Stating the obvious doesn’t seem to be a problem for HP CEO Meg Whitman. Barron’s reports that Whitman told analysts on Wednesday that HP has been “a little late to the game” when it comes to making the transition to mobile computing and said that Microsoft and Intel have gone from being longtime partners to “outright competitors.” She also said the company was moving very aggressively to diversify beyond its traditional PC business, which looks more and more like a dead end for the company.

“Wintel-based devices are being aggressively displaced by ARM-based PCs and mobile devices,” she said. “PCs are declining while tablets are growing… Current long-running partners such as Intel and Microsoft are becoming outright competitors.”

Whitman hasn’t been afraid of delivering blunt messages about HP’s competitive position during her tenure as CEO. Last year she said that HP’s laptops still felt like “bricks” and that the company needed to learn how to make lighter and thinner computers such as Apple’s MacBook Air. The result of this goading has been that HP has become more willing to devote resources to Android tablets and Chromebooks, including the super-thin HP Chromebook 11 that it revealed earlier this week.

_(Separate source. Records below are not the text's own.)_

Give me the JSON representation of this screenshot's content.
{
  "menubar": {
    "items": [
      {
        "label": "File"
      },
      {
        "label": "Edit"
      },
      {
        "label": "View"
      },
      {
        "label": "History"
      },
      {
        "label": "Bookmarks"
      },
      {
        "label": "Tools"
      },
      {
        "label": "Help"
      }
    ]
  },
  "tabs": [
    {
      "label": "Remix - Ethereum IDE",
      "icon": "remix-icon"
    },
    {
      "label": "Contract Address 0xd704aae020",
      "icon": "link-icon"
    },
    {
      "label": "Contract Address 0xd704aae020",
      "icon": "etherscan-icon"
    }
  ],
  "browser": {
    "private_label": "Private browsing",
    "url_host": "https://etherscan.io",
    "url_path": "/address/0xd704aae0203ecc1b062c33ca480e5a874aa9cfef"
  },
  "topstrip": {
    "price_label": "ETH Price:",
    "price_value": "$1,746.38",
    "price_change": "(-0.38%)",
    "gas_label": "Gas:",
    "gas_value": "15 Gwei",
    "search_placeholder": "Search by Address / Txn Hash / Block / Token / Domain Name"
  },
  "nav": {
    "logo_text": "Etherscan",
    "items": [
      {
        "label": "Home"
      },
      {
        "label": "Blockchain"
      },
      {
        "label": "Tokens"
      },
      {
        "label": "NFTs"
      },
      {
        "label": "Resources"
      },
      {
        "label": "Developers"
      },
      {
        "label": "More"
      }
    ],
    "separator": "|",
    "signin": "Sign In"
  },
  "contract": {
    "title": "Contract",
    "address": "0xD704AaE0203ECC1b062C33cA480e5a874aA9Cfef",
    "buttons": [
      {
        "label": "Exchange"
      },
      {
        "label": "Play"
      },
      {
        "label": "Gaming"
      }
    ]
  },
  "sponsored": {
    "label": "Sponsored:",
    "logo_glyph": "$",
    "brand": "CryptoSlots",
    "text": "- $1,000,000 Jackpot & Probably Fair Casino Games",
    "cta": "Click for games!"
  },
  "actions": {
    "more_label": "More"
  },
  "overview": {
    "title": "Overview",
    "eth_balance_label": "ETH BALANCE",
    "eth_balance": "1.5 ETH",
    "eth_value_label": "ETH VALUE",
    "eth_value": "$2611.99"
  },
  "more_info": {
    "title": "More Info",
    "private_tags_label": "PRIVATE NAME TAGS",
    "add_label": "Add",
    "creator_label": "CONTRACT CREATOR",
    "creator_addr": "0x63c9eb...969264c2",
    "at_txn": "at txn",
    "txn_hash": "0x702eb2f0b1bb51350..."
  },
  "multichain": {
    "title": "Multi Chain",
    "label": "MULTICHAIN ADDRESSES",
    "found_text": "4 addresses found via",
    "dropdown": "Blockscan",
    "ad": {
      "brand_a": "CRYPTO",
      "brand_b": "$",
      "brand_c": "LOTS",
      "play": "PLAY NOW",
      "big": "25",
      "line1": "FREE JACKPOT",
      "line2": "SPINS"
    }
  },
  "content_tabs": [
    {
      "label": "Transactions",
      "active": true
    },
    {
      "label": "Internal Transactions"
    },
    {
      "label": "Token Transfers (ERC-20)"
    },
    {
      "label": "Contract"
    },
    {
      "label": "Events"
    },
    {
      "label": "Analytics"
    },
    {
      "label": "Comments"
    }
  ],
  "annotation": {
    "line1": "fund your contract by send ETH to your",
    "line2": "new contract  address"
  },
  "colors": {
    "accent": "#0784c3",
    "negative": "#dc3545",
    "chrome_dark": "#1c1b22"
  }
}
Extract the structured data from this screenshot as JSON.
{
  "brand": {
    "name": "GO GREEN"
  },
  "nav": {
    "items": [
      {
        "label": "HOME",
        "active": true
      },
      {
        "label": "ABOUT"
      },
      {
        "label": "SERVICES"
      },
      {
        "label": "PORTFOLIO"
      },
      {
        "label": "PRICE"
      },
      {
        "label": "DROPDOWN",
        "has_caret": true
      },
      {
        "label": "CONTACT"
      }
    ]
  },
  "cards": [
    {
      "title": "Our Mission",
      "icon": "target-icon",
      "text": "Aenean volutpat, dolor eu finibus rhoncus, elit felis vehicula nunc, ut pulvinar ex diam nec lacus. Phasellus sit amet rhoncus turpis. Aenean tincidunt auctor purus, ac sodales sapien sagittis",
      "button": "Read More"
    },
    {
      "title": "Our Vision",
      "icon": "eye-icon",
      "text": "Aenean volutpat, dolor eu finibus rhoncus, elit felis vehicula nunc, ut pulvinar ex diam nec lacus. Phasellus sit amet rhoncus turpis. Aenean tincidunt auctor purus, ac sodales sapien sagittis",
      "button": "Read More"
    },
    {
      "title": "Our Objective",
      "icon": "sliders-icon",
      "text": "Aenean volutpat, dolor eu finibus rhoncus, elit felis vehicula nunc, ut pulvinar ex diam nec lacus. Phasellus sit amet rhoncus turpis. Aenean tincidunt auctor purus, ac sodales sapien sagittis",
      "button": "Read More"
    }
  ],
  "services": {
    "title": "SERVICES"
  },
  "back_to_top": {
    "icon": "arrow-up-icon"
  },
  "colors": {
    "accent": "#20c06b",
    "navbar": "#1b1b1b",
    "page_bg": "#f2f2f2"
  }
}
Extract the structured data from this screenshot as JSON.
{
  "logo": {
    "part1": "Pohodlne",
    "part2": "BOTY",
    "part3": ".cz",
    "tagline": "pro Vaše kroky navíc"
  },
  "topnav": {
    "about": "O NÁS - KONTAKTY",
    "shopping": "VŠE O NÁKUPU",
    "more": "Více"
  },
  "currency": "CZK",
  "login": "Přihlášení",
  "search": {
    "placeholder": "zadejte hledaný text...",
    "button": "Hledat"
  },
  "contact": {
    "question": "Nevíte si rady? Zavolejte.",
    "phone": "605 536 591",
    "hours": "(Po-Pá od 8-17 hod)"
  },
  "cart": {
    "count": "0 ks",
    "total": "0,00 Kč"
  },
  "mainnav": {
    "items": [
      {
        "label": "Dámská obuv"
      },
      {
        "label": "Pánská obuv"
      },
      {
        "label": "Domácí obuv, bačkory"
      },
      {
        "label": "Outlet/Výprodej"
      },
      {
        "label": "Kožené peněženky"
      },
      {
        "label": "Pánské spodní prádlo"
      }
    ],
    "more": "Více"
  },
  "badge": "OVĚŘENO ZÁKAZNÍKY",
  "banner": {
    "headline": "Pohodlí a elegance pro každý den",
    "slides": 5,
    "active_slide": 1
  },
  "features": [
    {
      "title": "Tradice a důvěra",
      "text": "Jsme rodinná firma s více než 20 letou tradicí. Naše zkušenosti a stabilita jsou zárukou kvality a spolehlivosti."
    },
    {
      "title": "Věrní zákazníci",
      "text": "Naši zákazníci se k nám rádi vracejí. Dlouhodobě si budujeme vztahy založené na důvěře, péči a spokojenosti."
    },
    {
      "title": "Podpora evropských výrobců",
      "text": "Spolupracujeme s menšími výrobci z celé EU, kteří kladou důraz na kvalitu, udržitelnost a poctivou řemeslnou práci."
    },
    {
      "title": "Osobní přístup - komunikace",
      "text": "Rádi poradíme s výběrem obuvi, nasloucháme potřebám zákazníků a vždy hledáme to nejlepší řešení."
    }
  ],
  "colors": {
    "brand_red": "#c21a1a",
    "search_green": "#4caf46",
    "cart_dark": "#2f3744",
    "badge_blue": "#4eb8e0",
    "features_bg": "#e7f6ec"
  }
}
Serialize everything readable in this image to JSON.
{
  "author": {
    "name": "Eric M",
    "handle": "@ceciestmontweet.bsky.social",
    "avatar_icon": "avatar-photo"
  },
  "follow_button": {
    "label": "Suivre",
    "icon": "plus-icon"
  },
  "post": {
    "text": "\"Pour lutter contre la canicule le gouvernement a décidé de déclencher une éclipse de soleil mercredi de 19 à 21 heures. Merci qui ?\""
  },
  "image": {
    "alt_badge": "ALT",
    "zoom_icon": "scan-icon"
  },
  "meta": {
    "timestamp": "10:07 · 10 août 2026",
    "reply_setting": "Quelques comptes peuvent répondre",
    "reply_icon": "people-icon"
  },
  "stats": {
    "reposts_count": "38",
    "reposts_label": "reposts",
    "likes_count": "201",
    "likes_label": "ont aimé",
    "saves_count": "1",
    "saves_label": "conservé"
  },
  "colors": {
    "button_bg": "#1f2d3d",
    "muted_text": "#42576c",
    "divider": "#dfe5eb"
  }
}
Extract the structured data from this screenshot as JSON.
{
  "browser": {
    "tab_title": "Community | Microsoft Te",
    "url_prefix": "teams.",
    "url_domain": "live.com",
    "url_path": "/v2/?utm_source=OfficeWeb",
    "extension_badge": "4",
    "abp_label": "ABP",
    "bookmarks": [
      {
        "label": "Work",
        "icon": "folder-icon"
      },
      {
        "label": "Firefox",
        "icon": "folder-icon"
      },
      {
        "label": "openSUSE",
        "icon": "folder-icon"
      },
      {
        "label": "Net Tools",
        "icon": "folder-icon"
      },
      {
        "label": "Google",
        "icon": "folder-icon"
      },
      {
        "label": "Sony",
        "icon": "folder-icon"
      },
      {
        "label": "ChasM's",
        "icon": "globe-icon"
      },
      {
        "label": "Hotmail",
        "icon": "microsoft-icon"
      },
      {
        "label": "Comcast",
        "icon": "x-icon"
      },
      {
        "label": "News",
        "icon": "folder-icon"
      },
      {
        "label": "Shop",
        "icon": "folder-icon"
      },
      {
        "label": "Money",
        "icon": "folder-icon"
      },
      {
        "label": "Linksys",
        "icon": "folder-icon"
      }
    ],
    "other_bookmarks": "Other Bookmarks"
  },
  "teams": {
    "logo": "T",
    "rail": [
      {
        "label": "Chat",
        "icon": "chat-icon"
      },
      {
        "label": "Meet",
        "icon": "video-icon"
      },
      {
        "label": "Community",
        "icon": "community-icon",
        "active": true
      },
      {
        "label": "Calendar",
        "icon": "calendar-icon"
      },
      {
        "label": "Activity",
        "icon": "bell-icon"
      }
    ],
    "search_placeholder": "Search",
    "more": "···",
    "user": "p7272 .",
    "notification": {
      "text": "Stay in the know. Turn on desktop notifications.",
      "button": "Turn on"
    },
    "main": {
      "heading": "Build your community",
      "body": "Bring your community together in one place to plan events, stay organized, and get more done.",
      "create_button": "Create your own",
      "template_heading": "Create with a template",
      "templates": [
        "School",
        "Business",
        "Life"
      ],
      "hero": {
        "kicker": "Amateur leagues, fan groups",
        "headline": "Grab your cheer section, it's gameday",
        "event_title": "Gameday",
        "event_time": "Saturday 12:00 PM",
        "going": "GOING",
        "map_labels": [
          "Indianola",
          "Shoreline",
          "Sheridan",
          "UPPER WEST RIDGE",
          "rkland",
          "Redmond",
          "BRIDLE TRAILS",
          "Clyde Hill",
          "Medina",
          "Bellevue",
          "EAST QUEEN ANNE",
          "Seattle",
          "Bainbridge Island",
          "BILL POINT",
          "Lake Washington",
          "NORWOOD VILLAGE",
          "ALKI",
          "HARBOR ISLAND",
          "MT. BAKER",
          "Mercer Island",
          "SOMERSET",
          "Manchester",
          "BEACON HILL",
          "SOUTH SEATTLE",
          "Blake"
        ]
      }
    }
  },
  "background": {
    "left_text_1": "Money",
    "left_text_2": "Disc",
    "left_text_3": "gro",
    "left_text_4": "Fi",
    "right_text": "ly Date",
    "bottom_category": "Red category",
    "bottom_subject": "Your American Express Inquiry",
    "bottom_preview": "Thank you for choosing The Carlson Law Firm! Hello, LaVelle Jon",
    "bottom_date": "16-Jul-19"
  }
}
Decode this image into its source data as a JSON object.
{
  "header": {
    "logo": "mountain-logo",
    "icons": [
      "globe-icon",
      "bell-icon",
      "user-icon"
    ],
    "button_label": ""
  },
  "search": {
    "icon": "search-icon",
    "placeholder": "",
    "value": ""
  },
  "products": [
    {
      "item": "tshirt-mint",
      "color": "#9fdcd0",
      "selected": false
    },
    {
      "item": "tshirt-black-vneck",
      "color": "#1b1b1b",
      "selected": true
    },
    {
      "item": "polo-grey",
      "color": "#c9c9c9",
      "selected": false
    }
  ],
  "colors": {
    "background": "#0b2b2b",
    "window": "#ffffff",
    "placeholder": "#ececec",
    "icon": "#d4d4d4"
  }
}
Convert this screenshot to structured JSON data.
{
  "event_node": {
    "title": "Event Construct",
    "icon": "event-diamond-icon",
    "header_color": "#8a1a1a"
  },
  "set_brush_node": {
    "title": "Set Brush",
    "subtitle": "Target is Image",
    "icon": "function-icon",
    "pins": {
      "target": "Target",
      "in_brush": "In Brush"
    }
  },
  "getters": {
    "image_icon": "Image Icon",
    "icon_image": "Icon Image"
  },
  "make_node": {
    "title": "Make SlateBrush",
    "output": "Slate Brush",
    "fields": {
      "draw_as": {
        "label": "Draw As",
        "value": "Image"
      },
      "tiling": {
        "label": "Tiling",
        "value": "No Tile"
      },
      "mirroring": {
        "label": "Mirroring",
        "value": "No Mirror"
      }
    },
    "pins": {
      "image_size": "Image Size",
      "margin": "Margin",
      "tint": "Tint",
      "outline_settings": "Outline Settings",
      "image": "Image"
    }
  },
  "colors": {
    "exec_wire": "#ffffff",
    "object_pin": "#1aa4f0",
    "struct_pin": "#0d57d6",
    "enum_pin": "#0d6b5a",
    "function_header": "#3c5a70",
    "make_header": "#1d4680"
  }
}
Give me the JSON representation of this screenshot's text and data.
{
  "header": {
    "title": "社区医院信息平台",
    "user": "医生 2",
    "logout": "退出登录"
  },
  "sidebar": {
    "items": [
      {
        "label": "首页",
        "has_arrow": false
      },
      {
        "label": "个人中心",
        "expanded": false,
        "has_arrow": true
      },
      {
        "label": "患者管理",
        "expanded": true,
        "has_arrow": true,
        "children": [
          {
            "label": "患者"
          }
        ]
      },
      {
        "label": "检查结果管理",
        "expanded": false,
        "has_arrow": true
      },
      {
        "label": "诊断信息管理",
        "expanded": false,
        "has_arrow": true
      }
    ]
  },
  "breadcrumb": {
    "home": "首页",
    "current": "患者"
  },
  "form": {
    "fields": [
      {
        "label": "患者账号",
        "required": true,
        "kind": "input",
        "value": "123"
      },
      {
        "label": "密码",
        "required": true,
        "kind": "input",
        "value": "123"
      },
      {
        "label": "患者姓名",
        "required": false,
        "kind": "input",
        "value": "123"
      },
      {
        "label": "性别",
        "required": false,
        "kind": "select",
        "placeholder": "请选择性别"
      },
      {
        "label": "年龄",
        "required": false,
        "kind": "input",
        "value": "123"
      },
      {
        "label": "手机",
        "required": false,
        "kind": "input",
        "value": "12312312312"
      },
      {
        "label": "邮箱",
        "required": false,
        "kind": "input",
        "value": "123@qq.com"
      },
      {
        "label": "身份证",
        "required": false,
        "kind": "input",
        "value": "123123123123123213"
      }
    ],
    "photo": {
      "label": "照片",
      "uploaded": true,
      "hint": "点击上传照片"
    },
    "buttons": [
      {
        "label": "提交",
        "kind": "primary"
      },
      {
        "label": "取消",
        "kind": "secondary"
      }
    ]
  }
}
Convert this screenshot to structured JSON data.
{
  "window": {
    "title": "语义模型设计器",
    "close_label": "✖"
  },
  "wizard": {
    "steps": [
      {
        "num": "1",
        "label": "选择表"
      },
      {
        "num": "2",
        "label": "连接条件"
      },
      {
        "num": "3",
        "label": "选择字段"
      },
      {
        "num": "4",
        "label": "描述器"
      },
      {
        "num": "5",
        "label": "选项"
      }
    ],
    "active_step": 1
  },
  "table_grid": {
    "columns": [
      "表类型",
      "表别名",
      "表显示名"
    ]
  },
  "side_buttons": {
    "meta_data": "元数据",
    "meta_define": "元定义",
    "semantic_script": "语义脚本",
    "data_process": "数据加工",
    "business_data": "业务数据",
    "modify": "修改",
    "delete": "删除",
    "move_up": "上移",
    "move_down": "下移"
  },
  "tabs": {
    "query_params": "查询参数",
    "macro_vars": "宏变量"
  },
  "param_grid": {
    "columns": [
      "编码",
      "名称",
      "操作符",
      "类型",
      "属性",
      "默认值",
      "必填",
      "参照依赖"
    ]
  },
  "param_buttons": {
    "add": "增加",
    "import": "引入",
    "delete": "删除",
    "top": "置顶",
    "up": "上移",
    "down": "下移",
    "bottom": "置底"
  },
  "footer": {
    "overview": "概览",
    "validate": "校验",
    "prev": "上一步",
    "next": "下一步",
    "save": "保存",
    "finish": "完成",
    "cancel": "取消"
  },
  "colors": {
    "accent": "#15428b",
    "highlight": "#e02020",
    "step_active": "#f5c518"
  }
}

Prior to joining BGR as News Editor, Brad Reed spent five years covering the wireless industry for Network World. His first smartphone was a BlackBerry but he has since become a loyal Android user.